**Input data**
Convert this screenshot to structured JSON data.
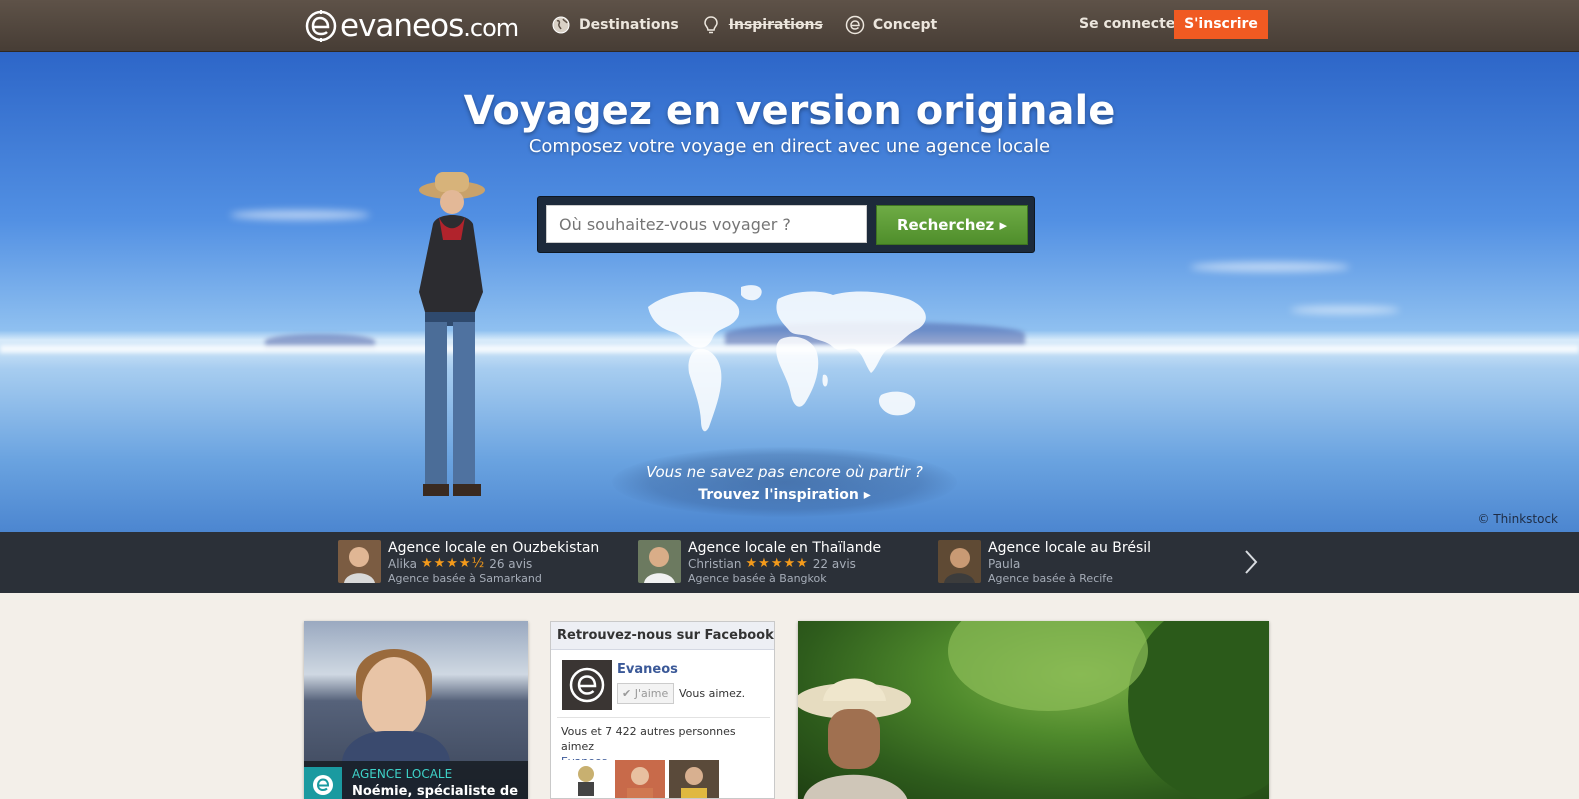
{
  "brand": {
    "name": "evaneos",
    "tld": ".com"
  },
  "nav": {
    "items": [
      {
        "label": "Destinations",
        "icon": "globe-icon"
      },
      {
        "label": "Inspirations",
        "icon": "lightbulb-icon"
      },
      {
        "label": "Concept",
        "icon": "evaneos-e-icon"
      }
    ],
    "login_label": "Se connecter",
    "signup_label": "S'inscrire"
  },
  "hero": {
    "title": "Voyagez en version originale",
    "subtitle": "Composez votre voyage en direct avec une agence locale",
    "search": {
      "placeholder": "Où souhaitez-vous voyager ?",
      "button_label": "Recherchez ▸"
    },
    "inspiration": {
      "question": "Vous ne savez pas encore où partir ?",
      "link_label": "Trouvez l'inspiration ▸"
    },
    "credit": "© Thinkstock"
  },
  "agencies": [
    {
      "title": "Agence locale en Ouzbekistan",
      "agent": "Alika",
      "stars": "★★★★½",
      "reviews": "26 avis",
      "based": "Agence basée à Samarkand"
    },
    {
      "title": "Agence locale en Thaïlande",
      "agent": "Christian",
      "stars": "★★★★★",
      "reviews": "22 avis",
      "based": "Agence basée à Bangkok"
    },
    {
      "title": "Agence locale au Brésil",
      "agent": "Paula",
      "stars": "",
      "reviews": "",
      "based": "Agence basée à Recife"
    }
  ],
  "cards": {
    "agent_tag": "AGENCE LOCALE",
    "agent_name": "Noémie, spécialiste de"
  },
  "facebook": {
    "header": "Retrouvez-nous sur Facebook",
    "page_name": "Evaneos",
    "like_label": "✔ J'aime",
    "you_like": "Vous aimez.",
    "count_text": "Vous et 7 422 autres personnes aimez",
    "count_link": "Evaneos."
  },
  "colors": {
    "topbar": "#4f443b",
    "signup": "#f05a22",
    "search_button": "#5f9e37",
    "strip": "#2b3038",
    "stars": "#f39a1b"
  }
}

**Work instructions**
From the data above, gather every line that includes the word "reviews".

**Exercise result**
      "reviews": "26 avis",
      "reviews": "22 avis",
      "reviews": "",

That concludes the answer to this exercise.